Israeli defense personnel are watching closely as Syrian gunmen begin to carry their battle into Lebanese territory.
Earlier this month, the Knesset's Foreign Affairs and Defense Committee issued an authorization for a call up for as many as 22 IDF battalions to guard the northern and southern fronts after hearing testimony from security officials. Almost immediately, six battalions were activated.
Pro and anti-Syrian factions within the Lebanese population clashed in the streets of the Bab al-Tebbaneh neighborhood of Tripoli on Monday, firing assault rifles and rocket propelled grenades (RPGs).

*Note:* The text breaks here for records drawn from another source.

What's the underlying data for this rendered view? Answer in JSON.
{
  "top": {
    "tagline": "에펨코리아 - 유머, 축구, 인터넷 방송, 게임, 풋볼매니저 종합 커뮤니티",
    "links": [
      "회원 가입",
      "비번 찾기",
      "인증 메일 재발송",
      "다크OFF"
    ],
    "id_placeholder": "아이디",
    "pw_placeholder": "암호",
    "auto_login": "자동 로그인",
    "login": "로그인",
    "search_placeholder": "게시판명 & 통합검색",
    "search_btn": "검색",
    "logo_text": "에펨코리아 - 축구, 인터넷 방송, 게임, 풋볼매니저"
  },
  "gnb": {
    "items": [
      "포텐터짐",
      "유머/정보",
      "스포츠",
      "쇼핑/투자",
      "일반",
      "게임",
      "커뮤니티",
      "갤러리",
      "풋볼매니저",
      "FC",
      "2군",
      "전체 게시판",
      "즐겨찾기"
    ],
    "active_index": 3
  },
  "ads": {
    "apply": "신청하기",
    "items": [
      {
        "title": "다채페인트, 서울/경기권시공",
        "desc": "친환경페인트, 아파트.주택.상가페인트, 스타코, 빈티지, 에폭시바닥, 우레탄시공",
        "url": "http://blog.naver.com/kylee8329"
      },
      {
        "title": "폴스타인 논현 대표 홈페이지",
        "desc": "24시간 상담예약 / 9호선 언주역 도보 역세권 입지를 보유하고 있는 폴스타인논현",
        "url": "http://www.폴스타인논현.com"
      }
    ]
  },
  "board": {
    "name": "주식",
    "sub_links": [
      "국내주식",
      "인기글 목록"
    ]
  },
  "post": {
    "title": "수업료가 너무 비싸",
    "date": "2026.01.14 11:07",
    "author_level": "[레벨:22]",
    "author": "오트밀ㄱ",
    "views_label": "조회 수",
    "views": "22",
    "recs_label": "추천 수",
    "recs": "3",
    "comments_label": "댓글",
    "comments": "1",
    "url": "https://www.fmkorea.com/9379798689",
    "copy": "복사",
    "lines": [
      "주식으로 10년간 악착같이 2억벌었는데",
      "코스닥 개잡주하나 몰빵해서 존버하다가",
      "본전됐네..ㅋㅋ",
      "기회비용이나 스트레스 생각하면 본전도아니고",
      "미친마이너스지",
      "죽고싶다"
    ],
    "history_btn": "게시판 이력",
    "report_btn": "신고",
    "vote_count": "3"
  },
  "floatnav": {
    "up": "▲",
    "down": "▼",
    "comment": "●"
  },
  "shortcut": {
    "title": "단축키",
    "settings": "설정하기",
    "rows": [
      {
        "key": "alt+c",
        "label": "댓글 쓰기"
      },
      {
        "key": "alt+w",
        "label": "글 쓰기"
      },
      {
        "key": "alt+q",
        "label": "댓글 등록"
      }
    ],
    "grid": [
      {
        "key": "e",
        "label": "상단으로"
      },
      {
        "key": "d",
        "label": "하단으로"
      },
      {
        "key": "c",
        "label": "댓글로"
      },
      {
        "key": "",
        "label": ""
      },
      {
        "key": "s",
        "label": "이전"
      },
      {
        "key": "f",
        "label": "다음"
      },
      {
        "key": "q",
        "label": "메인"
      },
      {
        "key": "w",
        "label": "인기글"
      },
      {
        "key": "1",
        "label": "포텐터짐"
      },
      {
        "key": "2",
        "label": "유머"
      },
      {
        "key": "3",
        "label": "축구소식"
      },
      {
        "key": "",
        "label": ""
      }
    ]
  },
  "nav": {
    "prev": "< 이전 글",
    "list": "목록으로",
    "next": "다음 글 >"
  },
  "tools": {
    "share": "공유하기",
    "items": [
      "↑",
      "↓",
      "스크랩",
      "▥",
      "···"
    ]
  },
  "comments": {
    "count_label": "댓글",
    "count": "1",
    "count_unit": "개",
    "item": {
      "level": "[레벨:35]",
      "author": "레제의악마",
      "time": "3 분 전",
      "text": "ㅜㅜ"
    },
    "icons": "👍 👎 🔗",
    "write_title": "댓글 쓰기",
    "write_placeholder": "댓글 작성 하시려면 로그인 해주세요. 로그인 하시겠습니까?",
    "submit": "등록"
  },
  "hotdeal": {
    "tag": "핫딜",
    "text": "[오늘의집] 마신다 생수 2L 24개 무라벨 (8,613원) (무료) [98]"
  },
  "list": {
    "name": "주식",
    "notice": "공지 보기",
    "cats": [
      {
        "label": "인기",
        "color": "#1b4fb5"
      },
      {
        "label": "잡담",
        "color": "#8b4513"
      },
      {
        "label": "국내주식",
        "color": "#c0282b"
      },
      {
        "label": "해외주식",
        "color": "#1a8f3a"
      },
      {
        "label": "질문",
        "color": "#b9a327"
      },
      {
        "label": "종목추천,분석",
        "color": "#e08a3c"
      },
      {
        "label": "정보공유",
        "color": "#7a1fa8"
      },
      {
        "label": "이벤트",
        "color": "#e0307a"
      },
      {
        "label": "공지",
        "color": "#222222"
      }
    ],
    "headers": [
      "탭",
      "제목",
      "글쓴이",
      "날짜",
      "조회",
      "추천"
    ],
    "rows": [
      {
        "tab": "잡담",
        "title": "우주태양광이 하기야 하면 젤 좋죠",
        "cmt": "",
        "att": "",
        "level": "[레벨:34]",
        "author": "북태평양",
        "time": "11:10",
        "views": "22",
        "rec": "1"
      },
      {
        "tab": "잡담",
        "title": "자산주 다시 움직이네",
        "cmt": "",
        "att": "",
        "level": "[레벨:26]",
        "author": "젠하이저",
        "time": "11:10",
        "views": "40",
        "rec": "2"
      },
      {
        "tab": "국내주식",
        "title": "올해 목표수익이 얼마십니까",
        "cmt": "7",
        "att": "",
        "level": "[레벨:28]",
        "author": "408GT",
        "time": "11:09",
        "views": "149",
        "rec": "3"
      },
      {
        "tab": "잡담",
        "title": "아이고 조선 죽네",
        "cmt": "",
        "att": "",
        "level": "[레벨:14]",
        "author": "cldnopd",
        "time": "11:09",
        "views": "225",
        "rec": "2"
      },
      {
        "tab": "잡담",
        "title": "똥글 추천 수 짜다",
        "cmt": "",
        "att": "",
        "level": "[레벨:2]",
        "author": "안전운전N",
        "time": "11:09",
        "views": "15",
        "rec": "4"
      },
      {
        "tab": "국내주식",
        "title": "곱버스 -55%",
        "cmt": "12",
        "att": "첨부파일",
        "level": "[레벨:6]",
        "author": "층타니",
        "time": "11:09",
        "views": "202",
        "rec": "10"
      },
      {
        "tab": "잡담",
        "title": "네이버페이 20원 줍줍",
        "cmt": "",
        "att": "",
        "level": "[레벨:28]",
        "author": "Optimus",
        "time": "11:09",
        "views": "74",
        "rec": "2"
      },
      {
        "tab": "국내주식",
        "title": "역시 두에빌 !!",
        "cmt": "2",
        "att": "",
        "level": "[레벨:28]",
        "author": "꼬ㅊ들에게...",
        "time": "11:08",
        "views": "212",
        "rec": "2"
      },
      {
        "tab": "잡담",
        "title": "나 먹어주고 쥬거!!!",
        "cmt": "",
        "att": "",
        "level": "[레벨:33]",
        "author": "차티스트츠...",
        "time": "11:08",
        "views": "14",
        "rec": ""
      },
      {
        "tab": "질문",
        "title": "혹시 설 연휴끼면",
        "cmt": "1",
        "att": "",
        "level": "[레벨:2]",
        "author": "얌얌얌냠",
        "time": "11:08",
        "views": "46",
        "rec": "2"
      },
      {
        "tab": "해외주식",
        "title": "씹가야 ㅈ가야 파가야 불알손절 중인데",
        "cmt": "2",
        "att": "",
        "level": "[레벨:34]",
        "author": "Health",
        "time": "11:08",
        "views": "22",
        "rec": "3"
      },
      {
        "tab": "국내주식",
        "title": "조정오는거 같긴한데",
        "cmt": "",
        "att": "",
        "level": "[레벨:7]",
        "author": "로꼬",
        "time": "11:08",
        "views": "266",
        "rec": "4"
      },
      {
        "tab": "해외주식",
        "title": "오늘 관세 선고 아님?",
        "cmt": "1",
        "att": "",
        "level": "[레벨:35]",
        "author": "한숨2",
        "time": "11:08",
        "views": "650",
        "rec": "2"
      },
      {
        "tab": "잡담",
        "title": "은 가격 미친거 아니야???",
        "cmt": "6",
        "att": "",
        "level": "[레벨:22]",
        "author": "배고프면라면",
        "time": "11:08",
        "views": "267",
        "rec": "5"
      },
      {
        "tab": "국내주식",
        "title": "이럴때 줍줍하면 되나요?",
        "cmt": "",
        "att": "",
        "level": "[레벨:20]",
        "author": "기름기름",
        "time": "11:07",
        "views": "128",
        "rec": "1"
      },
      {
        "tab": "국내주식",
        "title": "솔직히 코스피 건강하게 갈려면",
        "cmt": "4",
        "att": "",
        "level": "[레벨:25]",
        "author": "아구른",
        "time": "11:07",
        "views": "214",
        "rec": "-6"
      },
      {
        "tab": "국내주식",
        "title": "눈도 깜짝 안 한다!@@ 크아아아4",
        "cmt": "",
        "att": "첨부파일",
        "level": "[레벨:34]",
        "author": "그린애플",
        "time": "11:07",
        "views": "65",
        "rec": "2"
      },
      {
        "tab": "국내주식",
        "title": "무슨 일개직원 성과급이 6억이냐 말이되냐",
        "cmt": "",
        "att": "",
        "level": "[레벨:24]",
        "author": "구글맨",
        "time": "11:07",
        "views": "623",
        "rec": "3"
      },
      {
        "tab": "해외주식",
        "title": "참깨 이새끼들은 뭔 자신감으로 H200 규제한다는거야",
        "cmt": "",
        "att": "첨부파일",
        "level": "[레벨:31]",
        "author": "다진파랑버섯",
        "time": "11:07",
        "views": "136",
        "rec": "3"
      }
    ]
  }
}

At least five were killed and 100 wounded by the third day of sectarian violence in Lebanon's second-largest city.
The Lebanese army did nothing to interfere with the violence, instead taking a position several hundred meters away, according to a reporter for the Associated Press.
Sunni Muslims supporting the rebels trying to topple Syrian President Bashar al-Assad battled against pro-Assad members of Lebanon's small Alawite sect, one related to Shi'ite Islam.
In Syria, as in Tripoli, the majority of the population is made up of mostly Sunni Muslims.
But in Lebanon the Hizbullah terrorist organization is comprised of Shi'ite Muslims, similar to those in the Ayatollah-ruled Islamic Republic of Iran. Hizbullah, led by Sheikh Hassan Nasrallah, has made significant inroads into Lebanon's government and gradually is taking control over the population as well.